§ **What to do**: Every line of the data is to be retyped exactly.

===== Data listing

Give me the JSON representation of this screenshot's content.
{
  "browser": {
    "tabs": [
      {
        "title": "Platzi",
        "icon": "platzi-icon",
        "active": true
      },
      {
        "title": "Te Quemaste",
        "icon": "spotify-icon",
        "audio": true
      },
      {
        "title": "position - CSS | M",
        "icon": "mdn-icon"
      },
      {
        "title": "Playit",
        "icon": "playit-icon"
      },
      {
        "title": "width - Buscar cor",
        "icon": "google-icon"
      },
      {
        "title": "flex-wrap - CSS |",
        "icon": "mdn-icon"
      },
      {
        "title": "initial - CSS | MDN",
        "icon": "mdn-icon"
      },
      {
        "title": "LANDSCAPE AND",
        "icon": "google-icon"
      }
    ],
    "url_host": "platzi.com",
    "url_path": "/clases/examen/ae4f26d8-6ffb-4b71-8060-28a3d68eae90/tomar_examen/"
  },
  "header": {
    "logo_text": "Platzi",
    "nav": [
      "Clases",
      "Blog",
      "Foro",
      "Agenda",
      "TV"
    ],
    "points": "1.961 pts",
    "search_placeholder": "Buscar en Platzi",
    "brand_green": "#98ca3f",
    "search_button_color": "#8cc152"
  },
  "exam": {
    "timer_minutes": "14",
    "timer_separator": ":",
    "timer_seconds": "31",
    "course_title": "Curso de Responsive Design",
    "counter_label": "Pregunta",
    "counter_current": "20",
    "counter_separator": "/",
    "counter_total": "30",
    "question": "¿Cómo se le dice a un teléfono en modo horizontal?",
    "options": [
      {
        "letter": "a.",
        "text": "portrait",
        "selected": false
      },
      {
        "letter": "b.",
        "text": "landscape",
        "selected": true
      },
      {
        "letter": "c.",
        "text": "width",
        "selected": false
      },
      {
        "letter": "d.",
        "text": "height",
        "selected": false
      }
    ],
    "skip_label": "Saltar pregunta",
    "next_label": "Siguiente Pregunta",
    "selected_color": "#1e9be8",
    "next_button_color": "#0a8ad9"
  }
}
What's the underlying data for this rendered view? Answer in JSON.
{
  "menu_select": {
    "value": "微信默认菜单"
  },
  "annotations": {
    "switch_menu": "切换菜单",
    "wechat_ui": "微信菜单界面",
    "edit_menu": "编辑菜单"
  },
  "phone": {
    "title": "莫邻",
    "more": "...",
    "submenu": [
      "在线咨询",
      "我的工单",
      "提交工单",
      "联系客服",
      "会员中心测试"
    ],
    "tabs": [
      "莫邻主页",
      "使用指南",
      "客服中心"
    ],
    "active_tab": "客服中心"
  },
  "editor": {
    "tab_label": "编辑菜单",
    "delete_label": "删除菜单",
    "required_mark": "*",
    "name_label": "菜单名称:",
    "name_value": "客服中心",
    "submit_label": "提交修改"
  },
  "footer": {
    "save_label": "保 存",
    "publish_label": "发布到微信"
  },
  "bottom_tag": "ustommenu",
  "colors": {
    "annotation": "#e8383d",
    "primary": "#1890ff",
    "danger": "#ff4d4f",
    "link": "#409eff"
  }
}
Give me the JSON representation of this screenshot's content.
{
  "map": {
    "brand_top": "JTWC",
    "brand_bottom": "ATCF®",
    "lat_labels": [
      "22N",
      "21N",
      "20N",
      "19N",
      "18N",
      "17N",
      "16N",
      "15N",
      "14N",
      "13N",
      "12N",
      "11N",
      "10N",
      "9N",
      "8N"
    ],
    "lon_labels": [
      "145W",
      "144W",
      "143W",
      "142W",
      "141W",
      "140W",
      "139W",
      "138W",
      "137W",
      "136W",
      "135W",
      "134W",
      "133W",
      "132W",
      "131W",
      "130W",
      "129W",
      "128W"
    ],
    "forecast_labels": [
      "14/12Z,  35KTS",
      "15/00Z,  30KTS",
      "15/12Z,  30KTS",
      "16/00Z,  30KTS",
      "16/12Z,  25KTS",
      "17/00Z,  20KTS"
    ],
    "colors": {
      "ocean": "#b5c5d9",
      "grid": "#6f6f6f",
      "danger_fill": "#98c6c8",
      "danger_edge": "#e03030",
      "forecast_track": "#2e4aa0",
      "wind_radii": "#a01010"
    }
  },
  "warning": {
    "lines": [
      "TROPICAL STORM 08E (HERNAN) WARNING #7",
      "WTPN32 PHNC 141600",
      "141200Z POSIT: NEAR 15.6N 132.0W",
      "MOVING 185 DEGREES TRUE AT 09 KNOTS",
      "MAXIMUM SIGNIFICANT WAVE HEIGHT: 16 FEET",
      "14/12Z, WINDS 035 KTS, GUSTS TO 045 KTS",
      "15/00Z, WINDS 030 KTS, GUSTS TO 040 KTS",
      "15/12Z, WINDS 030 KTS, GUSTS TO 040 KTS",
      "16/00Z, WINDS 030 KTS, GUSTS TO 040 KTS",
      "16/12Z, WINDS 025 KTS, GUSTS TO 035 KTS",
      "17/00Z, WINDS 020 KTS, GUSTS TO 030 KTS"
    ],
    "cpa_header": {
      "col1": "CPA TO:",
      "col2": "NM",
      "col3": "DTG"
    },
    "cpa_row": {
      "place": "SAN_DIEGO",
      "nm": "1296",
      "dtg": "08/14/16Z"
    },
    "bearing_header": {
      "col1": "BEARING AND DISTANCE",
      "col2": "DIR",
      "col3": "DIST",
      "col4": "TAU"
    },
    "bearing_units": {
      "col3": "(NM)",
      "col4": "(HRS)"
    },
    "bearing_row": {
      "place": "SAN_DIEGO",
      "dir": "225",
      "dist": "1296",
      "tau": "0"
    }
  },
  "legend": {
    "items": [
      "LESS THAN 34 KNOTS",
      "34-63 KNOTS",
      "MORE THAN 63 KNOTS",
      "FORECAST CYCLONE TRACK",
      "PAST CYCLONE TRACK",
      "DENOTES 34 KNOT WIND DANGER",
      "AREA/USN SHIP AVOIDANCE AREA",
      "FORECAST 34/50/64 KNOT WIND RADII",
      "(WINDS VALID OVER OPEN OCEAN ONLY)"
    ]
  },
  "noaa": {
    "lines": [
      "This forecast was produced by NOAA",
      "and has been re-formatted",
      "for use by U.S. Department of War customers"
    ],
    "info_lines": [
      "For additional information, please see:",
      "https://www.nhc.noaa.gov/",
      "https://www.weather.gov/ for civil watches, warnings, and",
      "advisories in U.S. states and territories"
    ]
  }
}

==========

§ **Task output**:
Give me the JSON representation of this screenshot's content.
{
  "browser": {
    "tabs": [
      {
        "title": "Platzi",
        "icon": "platzi-icon",
        "active": true
      },
      {
        "title": "Te Quemaste",
        "icon": "spotify-icon",
        "audio": true
      },
      {
        "title": "position - CSS | M",
        "icon": "mdn-icon"
      },
      {
        "title": "Playit",
        "icon": "playit-icon"
      },
      {
        "title": "width - Buscar cor",
        "icon": "google-icon"
      },
      {
        "title": "flex-wrap - CSS |",
        "icon": "mdn-icon"
      },
      {
        "title": "initial - CSS | MDN",
        "icon": "mdn-icon"
      },
      {
        "title": "LANDSCAPE AND",
        "icon": "google-icon"
      }
    ],
    "url_host": "platzi.com",
    "url_path": "/clases/examen/ae4f26d8-6ffb-4b71-8060-28a3d68eae90/tomar_examen/"
  },
  "header": {
    "logo_text": "Platzi",
    "nav": [
      "Clases",
      "Blog",
      "Foro",
      "Agenda",
      "TV"
    ],
    "points": "1.961 pts",
    "search_placeholder": "Buscar en Platzi",
    "brand_green": "#98ca3f",
    "search_button_color": "#8cc152"
  },
  "exam": {
    "timer_minutes": "14",
    "timer_separator": ":",
    "timer_seconds": "31",
    "course_title": "Curso de Responsive Design",
    "counter_label": "Pregunta",
    "counter_current": "20",
    "counter_separator": "/",
    "counter_total": "30",
    "question": "¿Cómo se le dice a un teléfono en modo horizontal?",
    "options": [
      {
        "letter": "a.",
        "text": "portrait",
        "selected": false
      },
      {
        "letter": "b.",
        "text": "landscape",
        "selected": true
      },
      {
        "letter": "c.",
        "text": "width",
        "selected": false
      },
      {
        "letter": "d.",
        "text": "height",
        "selected": false
      }
    ],
    "skip_label": "Saltar pregunta",
    "next_label": "Siguiente Pregunta",
    "selected_color": "#1e9be8",
    "next_button_color": "#0a8ad9"
  }
}
What's the underlying data for this rendered view? Answer in JSON.
{
  "menu_select": {
    "value": "微信默认菜单"
  },
  "annotations": {
    "switch_menu": "切换菜单",
    "wechat_ui": "微信菜单界面",
    "edit_menu": "编辑菜单"
  },
  "phone": {
    "title": "莫邻",
    "more": "...",
    "submenu": [
      "在线咨询",
      "我的工单",
      "提交工单",
      "联系客服",
      "会员中心测试"
    ],
    "tabs": [
      "莫邻主页",
      "使用指南",
      "客服中心"
    ],
    "active_tab": "客服中心"
  },
  "editor": {
    "tab_label": "编辑菜单",
    "delete_label": "删除菜单",
    "required_mark": "*",
    "name_label": "菜单名称:",
    "name_value": "客服中心",
    "submit_label": "提交修改"
  },
  "footer": {
    "save_label": "保 存",
    "publish_label": "发布到微信"
  },
  "bottom_tag": "ustommenu",
  "colors": {
    "annotation": "#e8383d",
    "primary": "#1890ff",
    "danger": "#ff4d4f",
    "link": "#409eff"
  }
}
Give me the JSON representation of this screenshot's content.
{
  "map": {
    "brand_top": "JTWC",
    "brand_bottom": "ATCF®",
    "lat_labels": [
      "22N",
      "21N",
      "20N",
      "19N",
      "18N",
      "17N",
      "16N",
      "15N",
      "14N",
      "13N",
      "12N",
      "11N",
      "10N",
      "9N",
      "8N"
    ],
    "lon_labels": [
      "145W",
      "144W",
      "143W",
      "142W",
      "141W",
      "140W",
      "139W",
      "138W",
      "137W",
      "136W",
      "135W",
      "134W",
      "133W",
      "132W",
      "131W",
      "130W",
      "129W",
      "128W"
    ],
    "forecast_labels": [
      "14/12Z,  35KTS",
      "15/00Z,  30KTS",
      "15/12Z,  30KTS",
      "16/00Z,  30KTS",
      "16/12Z,  25KTS",
      "17/00Z,  20KTS"
    ],
    "colors": {
      "ocean": "#b5c5d9",
      "grid": "#6f6f6f",
      "danger_fill": "#98c6c8",
      "danger_edge": "#e03030",
      "forecast_track": "#2e4aa0",
      "wind_radii": "#a01010"
    }
  },
  "warning": {
    "lines": [
      "TROPICAL STORM 08E (HERNAN) WARNING #7",
      "WTPN32 PHNC 141600",
      "141200Z POSIT: NEAR 15.6N 132.0W",
      "MOVING 185 DEGREES TRUE AT 09 KNOTS",
      "MAXIMUM SIGNIFICANT WAVE HEIGHT: 16 FEET",
      "14/12Z, WINDS 035 KTS, GUSTS TO 045 KTS",
      "15/00Z, WINDS 030 KTS, GUSTS TO 040 KTS",
      "15/12Z, WINDS 030 KTS, GUSTS TO 040 KTS",
      "16/00Z, WINDS 030 KTS, GUSTS TO 040 KTS",
      "16/12Z, WINDS 025 KTS, GUSTS TO 035 KTS",
      "17/00Z, WINDS 020 KTS, GUSTS TO 030 KTS"
    ],
    "cpa_header": {
      "col1": "CPA TO:",
      "col2": "NM",
      "col3": "DTG"
    },
    "cpa_row": {
      "place": "SAN_DIEGO",
      "nm": "1296",
      "dtg": "08/14/16Z"
    },
    "bearing_header": {
      "col1": "BEARING AND DISTANCE",
      "col2": "DIR",
      "col3": "DIST",
      "col4": "TAU"
    },
    "bearing_units": {
      "col3": "(NM)",
      "col4": "(HRS)"
    },
    "bearing_row": {
      "place": "SAN_DIEGO",
      "dir": "225",
      "dist": "1296",
      "tau": "0"
    }
  },
  "legend": {
    "items": [
      "LESS THAN 34 KNOTS",
      "34-63 KNOTS",
      "MORE THAN 63 KNOTS",
      "FORECAST CYCLONE TRACK",
      "PAST CYCLONE TRACK",
      "DENOTES 34 KNOT WIND DANGER",
      "AREA/USN SHIP AVOIDANCE AREA",
      "FORECAST 34/50/64 KNOT WIND RADII",
      "(WINDS VALID OVER OPEN OCEAN ONLY)"
    ]
  },
  "noaa": {
    "lines": [
      "This forecast was produced by NOAA",
      "and has been re-formatted",
      "for use by U.S. Department of War customers"
    ],
    "info_lines": [
      "For additional information, please see:",
      "https://www.nhc.noaa.gov/",
      "https://www.weather.gov/ for civil watches, warnings, and",
      "advisories in U.S. states and territories"
    ]
  }
}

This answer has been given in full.